Task objective
Each line below must be set down exactly; omit any image you find.

[Dataset rows describing interfaces]
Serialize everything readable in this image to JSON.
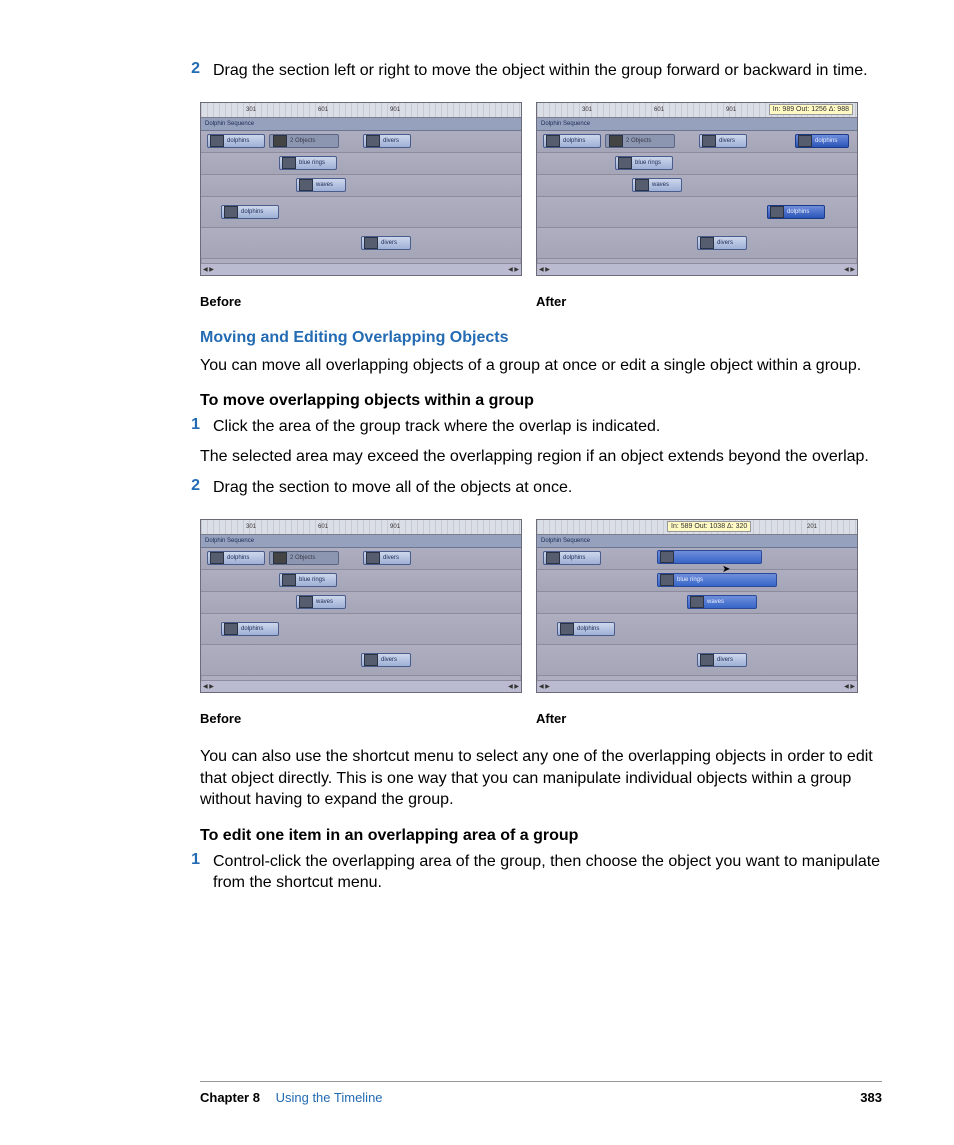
{
  "step2_top": {
    "num": "2",
    "text": "Drag the section left or right to move the object within the group forward or backward in time."
  },
  "captions": {
    "before": "Before",
    "after": "After"
  },
  "heading_blue": "Moving and Editing Overlapping Objects",
  "para_overlap": "You can move all overlapping objects of a group at once or edit a single object within a group.",
  "heading_move": "To move overlapping objects within a group",
  "step1_move": {
    "num": "1",
    "text": "Click the area of the group track where the overlap is indicated."
  },
  "para_selected": "The selected area may exceed the overlapping region if an object extends beyond the overlap.",
  "step2_move": {
    "num": "2",
    "text": "Drag the section to move all of the objects at once."
  },
  "para_shortcut": "You can also use the shortcut menu to select any one of the overlapping objects in order to edit that object directly. This is one way that you can manipulate individual objects within a group without having to expand the group.",
  "heading_edit": "To edit one item in an overlapping area of a group",
  "step1_edit": {
    "num": "1",
    "text": "Control-click the overlapping area of the group, then choose the object you want to manipulate from the shortcut menu."
  },
  "footer": {
    "chapter": "Chapter 8",
    "title": "Using the Timeline",
    "page": "383"
  },
  "timeline": {
    "ruler_marks": [
      "301",
      "601",
      "901"
    ],
    "ruler_marks_b": [
      "201"
    ],
    "group": "Dolphin Sequence",
    "overlap_label": "2 Objects",
    "clips": {
      "dolphins": "dolphins",
      "blue_rings": "blue rings",
      "waves": "waves",
      "divers": "divers"
    },
    "tooltip1": "In: 989 Out: 1256 Δ: 988",
    "tooltip2": "In: 589 Out: 1038 Δ: 320"
  }
}
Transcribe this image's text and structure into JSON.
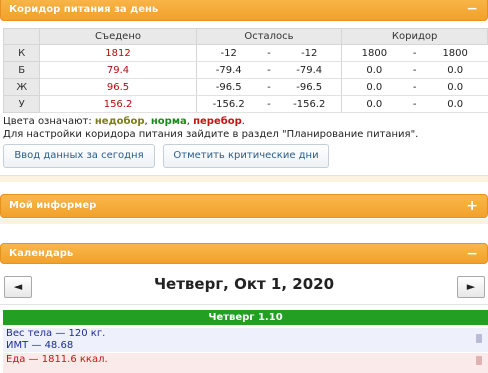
{
  "corridor": {
    "title": "Коридор питания за день",
    "toggle": "−",
    "headers": {
      "eaten": "Съедено",
      "left": "Осталось",
      "corridor": "Коридор"
    },
    "rows": [
      {
        "label": "К",
        "eaten": "1812",
        "left_min": "-12",
        "left_max": "-12",
        "corr_min": "1800",
        "corr_max": "1800"
      },
      {
        "label": "Б",
        "eaten": "79.4",
        "left_min": "-79.4",
        "left_max": "-79.4",
        "corr_min": "0.0",
        "corr_max": "0.0"
      },
      {
        "label": "Ж",
        "eaten": "96.5",
        "left_min": "-96.5",
        "left_max": "-96.5",
        "corr_min": "0.0",
        "corr_max": "0.0"
      },
      {
        "label": "У",
        "eaten": "156.2",
        "left_min": "-156.2",
        "left_max": "-156.2",
        "corr_min": "0.0",
        "corr_max": "0.0"
      }
    ],
    "dash": "-",
    "legend": {
      "prefix": "Цвета означают: ",
      "low": "недобор",
      "sep1": ", ",
      "ok": "норма",
      "sep2": ", ",
      "over": "перебор",
      "suffix": "."
    },
    "hint": "Для настройки коридора питания зайдите в раздел \"Планирование питания\".",
    "btn_today": "Ввод данных за сегодня",
    "btn_critical": "Отметить критические дни"
  },
  "informer": {
    "title": "Мой информер",
    "toggle": "+"
  },
  "calendar": {
    "title": "Календарь",
    "toggle": "−",
    "prev": "◄",
    "next": "►",
    "date": "Четверг, Окт 1, 2020",
    "day_label": "Четверг 1.10",
    "weight": "Вес тела — 120 кг.",
    "bmi": "ИМТ — 48.68",
    "food": "Еда — 1811.6 ккал."
  },
  "colors": {
    "header": "#f2a12c",
    "low": "#7d7d17",
    "ok": "#1a8a1a",
    "over": "#c41414",
    "day_bar": "#23a023",
    "link": "#2a5d8a"
  }
}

Written answer
Serialize everything readable in this image to JSON.
{
  "step2_top": {
    "num": "2",
    "text": "Drag the section left or right to move the object within the group forward or backward in time."
  },
  "captions": {
    "before": "Before",
    "after": "After"
  },
  "heading_blue": "Moving and Editing Overlapping Objects",
  "para_overlap": "You can move all overlapping objects of a group at once or edit a single object within a group.",
  "heading_move": "To move overlapping objects within a group",
  "step1_move": {
    "num": "1",
    "text": "Click the area of the group track where the overlap is indicated."
  },
  "para_selected": "The selected area may exceed the overlapping region if an object extends beyond the overlap.",
  "step2_move": {
    "num": "2",
    "text": "Drag the section to move all of the objects at once."
  },
  "para_shortcut": "You can also use the shortcut menu to select any one of the overlapping objects in order to edit that object directly. This is one way that you can manipulate individual objects within a group without having to expand the group.",
  "heading_edit": "To edit one item in an overlapping area of a group",
  "step1_edit": {
    "num": "1",
    "text": "Control-click the overlapping area of the group, then choose the object you want to manipulate from the shortcut menu."
  },
  "footer": {
    "chapter": "Chapter 8",
    "title": "Using the Timeline",
    "page": "383"
  },
  "timeline": {
    "ruler_marks": [
      "301",
      "601",
      "901"
    ],
    "ruler_marks_b": [
      "201"
    ],
    "group": "Dolphin Sequence",
    "overlap_label": "2 Objects",
    "clips": {
      "dolphins": "dolphins",
      "blue_rings": "blue rings",
      "waves": "waves",
      "divers": "divers"
    },
    "tooltip1": "In: 989 Out: 1256 Δ: 988",
    "tooltip2": "In: 589 Out: 1038 Δ: 320"
  }
}
Transcribe this image's text and structure into JSON.
{
  "corridor": {
    "title": "Коридор питания за день",
    "toggle": "−",
    "headers": {
      "eaten": "Съедено",
      "left": "Осталось",
      "corridor": "Коридор"
    },
    "rows": [
      {
        "label": "К",
        "eaten": "1812",
        "left_min": "-12",
        "left_max": "-12",
        "corr_min": "1800",
        "corr_max": "1800"
      },
      {
        "label": "Б",
        "eaten": "79.4",
        "left_min": "-79.4",
        "left_max": "-79.4",
        "corr_min": "0.0",
        "corr_max": "0.0"
      },
      {
        "label": "Ж",
        "eaten": "96.5",
        "left_min": "-96.5",
        "left_max": "-96.5",
        "corr_min": "0.0",
        "corr_max": "0.0"
      },
      {
        "label": "У",
        "eaten": "156.2",
        "left_min": "-156.2",
        "left_max": "-156.2",
        "corr_min": "0.0",
        "corr_max": "0.0"
      }
    ],
    "dash": "-",
    "legend": {
      "prefix": "Цвета означают: ",
      "low": "недобор",
      "sep1": ", ",
      "ok": "норма",
      "sep2": ", ",
      "over": "перебор",
      "suffix": "."
    },
    "hint": "Для настройки коридора питания зайдите в раздел \"Планирование питания\".",
    "btn_today": "Ввод данных за сегодня",
    "btn_critical": "Отметить критические дни"
  },
  "informer": {
    "title": "Мой информер",
    "toggle": "+"
  },
  "calendar": {
    "title": "Календарь",
    "toggle": "−",
    "prev": "◄",
    "next": "►",
    "date": "Четверг, Окт 1, 2020",
    "day_label": "Четверг 1.10",
    "weight": "Вес тела — 120 кг.",
    "bmi": "ИМТ — 48.68",
    "food": "Еда — 1811.6 ккал."
  },
  "colors": {
    "header": "#f2a12c",
    "low": "#7d7d17",
    "ok": "#1a8a1a",
    "over": "#c41414",
    "day_bar": "#23a023",
    "link": "#2a5d8a"
  }
}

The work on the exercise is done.